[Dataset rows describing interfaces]
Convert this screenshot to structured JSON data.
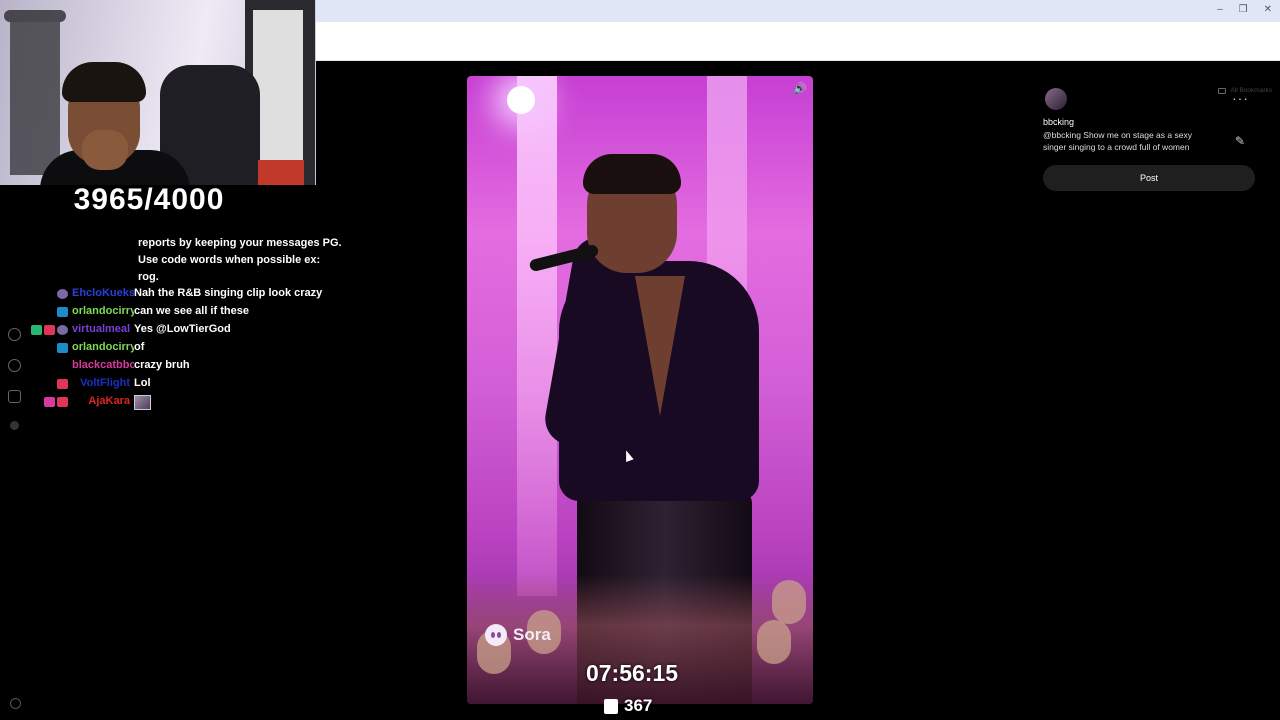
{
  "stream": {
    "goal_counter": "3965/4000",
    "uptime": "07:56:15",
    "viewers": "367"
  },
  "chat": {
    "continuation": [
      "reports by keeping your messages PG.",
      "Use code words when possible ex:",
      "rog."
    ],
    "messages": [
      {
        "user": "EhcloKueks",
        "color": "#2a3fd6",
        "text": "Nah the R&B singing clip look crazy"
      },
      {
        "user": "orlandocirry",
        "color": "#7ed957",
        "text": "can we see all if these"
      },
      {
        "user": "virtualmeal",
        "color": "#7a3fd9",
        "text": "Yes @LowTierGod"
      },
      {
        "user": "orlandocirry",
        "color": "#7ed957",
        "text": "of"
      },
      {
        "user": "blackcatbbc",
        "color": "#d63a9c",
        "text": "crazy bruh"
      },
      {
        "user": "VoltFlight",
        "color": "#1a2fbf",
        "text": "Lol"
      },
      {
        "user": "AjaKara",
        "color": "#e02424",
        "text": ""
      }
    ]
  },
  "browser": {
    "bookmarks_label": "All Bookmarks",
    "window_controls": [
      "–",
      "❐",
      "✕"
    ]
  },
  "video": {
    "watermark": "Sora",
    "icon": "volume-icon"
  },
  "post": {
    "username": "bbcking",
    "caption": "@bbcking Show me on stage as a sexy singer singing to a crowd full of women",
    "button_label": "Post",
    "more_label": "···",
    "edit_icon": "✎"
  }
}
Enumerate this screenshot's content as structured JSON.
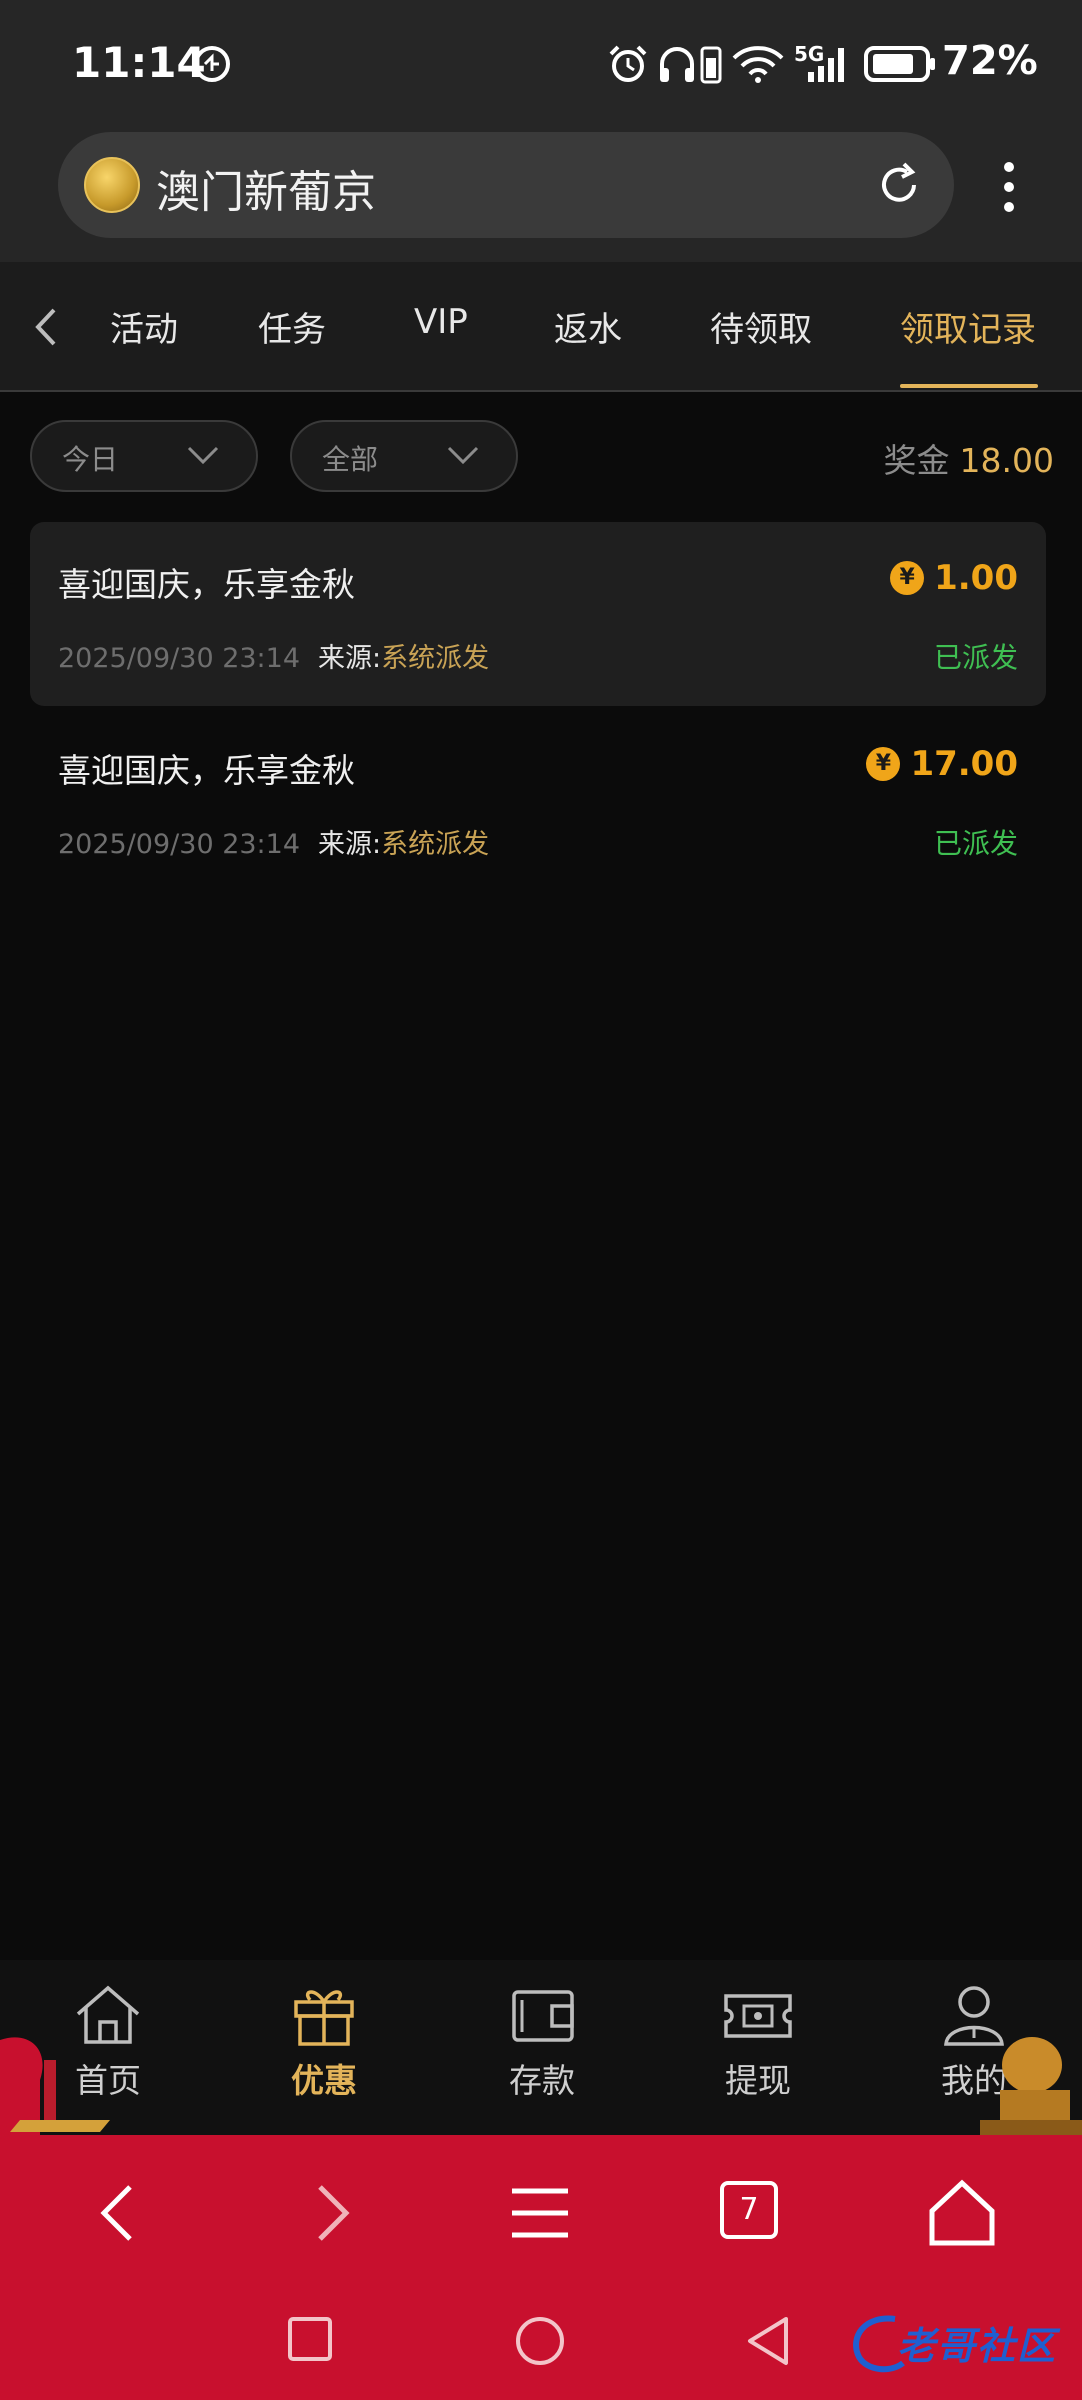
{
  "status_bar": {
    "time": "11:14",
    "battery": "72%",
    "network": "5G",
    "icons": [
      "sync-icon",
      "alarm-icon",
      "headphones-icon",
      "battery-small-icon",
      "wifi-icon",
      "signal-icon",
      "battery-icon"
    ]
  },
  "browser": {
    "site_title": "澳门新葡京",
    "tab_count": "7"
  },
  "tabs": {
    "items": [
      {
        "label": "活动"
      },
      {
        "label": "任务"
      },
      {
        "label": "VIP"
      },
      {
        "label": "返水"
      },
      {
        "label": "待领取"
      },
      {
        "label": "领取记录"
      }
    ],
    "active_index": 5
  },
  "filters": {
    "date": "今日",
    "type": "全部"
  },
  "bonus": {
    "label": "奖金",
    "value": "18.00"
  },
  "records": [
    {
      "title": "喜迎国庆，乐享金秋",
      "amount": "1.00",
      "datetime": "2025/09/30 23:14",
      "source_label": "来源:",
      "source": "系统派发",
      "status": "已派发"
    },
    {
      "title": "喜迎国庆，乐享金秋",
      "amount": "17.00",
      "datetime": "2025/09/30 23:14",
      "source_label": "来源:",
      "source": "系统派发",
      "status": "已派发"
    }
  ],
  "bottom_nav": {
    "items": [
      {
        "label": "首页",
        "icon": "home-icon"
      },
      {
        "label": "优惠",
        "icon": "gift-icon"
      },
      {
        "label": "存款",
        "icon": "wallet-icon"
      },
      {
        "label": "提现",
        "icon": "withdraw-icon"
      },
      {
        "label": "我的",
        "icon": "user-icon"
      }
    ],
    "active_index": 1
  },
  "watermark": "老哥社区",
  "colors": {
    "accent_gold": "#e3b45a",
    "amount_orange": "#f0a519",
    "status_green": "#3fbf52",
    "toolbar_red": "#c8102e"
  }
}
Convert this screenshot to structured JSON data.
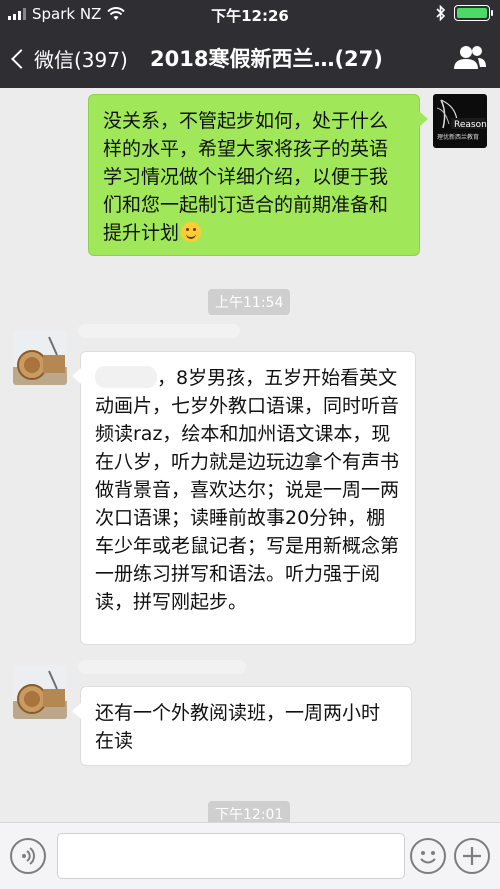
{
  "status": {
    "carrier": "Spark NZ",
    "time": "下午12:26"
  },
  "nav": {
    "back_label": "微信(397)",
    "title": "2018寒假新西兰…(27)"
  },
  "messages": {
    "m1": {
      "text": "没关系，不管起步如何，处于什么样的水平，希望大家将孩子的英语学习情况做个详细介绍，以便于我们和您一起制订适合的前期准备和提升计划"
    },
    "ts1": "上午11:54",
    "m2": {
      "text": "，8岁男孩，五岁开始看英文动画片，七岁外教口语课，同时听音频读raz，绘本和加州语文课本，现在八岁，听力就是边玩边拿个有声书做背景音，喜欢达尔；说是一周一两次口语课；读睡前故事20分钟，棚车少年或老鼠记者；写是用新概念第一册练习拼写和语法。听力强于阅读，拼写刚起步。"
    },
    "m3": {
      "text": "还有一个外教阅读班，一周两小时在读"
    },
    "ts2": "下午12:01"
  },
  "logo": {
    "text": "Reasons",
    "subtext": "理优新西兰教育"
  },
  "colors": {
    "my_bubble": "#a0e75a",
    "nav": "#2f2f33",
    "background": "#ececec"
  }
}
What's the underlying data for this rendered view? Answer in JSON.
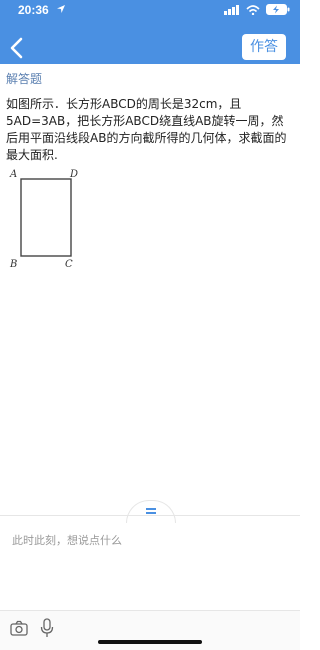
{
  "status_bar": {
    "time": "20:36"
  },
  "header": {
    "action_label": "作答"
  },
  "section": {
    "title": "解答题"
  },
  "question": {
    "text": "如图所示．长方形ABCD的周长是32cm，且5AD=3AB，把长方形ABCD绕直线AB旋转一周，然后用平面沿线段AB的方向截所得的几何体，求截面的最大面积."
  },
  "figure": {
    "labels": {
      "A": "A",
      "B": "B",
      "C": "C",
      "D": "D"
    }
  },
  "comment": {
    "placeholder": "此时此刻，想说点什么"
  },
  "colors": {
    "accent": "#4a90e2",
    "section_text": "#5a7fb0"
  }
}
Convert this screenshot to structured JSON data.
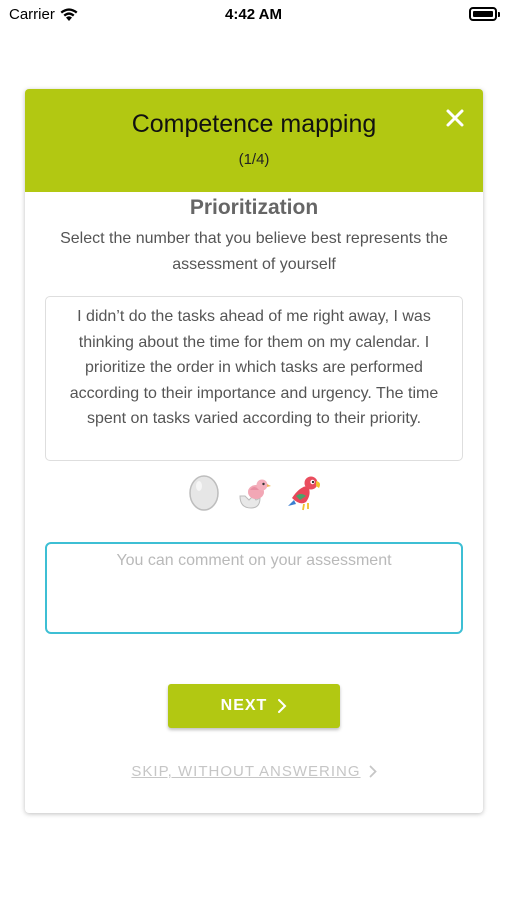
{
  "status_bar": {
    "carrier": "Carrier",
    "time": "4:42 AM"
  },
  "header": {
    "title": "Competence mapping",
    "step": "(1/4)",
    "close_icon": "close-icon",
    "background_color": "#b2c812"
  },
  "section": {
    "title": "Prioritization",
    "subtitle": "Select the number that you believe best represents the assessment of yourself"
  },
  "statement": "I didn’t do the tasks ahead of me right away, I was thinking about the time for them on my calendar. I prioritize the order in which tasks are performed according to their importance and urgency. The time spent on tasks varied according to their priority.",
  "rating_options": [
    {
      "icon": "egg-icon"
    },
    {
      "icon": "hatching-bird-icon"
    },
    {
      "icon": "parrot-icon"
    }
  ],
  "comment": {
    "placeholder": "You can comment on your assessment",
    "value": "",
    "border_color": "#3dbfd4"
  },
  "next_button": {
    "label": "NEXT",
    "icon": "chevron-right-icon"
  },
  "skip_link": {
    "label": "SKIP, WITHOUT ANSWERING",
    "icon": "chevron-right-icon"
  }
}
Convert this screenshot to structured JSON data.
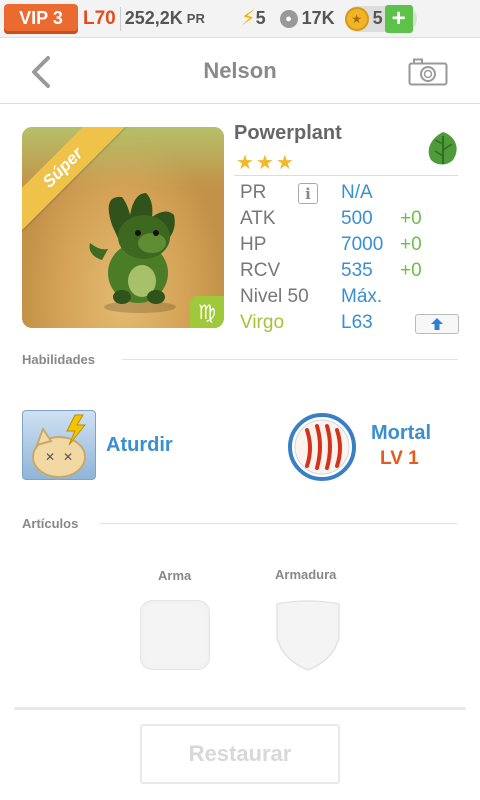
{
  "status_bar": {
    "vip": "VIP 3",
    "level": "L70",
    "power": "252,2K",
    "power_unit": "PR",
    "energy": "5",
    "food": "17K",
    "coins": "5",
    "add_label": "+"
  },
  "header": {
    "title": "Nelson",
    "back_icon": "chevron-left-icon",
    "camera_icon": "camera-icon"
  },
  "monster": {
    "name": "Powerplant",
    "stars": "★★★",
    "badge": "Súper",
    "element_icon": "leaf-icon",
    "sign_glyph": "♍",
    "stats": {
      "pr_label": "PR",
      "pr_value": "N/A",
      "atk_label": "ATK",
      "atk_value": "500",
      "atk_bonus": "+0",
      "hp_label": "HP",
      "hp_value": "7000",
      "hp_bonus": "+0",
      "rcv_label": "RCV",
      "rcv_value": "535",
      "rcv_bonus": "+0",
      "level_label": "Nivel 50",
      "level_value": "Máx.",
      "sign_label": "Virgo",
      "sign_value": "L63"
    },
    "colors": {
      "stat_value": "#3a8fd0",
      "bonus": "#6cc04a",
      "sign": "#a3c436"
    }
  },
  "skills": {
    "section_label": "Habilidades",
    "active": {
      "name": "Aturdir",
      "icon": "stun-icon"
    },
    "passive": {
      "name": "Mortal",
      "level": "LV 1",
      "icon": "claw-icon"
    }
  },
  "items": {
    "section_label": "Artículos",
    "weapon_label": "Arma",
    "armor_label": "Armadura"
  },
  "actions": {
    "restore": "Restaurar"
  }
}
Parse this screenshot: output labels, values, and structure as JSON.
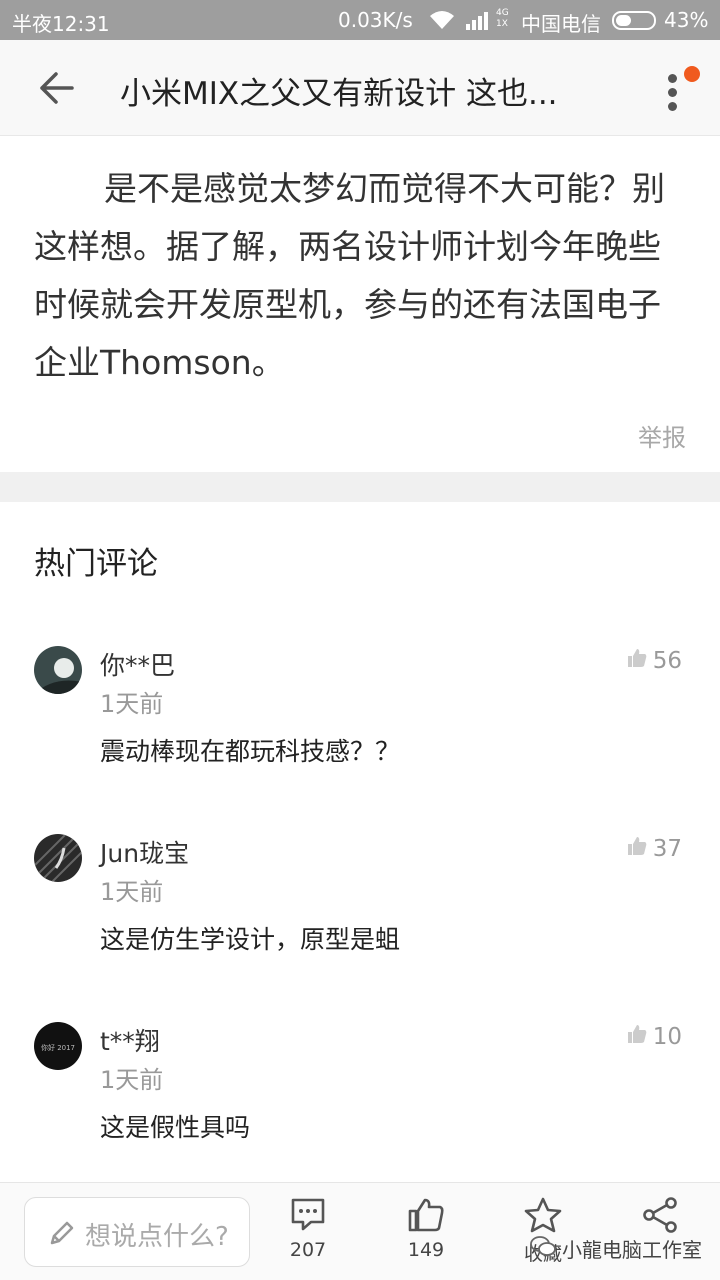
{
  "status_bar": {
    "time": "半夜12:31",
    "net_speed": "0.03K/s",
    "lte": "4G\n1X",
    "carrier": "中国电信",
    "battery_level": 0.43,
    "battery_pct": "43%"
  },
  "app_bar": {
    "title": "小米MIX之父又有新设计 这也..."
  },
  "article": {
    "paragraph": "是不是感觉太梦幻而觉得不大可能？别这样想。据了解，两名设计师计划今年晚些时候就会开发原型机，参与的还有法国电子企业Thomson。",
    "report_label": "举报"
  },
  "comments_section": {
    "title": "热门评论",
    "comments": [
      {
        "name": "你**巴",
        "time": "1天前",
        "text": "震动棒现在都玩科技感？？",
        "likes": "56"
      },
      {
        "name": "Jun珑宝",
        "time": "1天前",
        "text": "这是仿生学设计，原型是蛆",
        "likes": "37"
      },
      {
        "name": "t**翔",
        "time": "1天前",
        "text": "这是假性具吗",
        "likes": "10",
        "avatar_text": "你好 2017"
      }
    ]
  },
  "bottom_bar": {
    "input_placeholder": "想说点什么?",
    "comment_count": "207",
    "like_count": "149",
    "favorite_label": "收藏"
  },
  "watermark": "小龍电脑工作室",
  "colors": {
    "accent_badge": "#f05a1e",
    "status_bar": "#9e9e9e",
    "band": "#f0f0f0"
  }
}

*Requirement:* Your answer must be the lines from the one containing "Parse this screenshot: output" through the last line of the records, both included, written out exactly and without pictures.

*Result of the exercise:*
Parse this screenshot: output labels, values, and structure as JSON.
{
  "status_bar": {
    "time": "半夜12:31",
    "net_speed": "0.03K/s",
    "lte": "4G\n1X",
    "carrier": "中国电信",
    "battery_level": 0.43,
    "battery_pct": "43%"
  },
  "app_bar": {
    "title": "小米MIX之父又有新设计 这也..."
  },
  "article": {
    "paragraph": "是不是感觉太梦幻而觉得不大可能？别这样想。据了解，两名设计师计划今年晚些时候就会开发原型机，参与的还有法国电子企业Thomson。",
    "report_label": "举报"
  },
  "comments_section": {
    "title": "热门评论",
    "comments": [
      {
        "name": "你**巴",
        "time": "1天前",
        "text": "震动棒现在都玩科技感？？",
        "likes": "56"
      },
      {
        "name": "Jun珑宝",
        "time": "1天前",
        "text": "这是仿生学设计，原型是蛆",
        "likes": "37"
      },
      {
        "name": "t**翔",
        "time": "1天前",
        "text": "这是假性具吗",
        "likes": "10",
        "avatar_text": "你好 2017"
      }
    ]
  },
  "bottom_bar": {
    "input_placeholder": "想说点什么?",
    "comment_count": "207",
    "like_count": "149",
    "favorite_label": "收藏"
  },
  "watermark": "小龍电脑工作室",
  "colors": {
    "accent_badge": "#f05a1e",
    "status_bar": "#9e9e9e",
    "band": "#f0f0f0"
  }
}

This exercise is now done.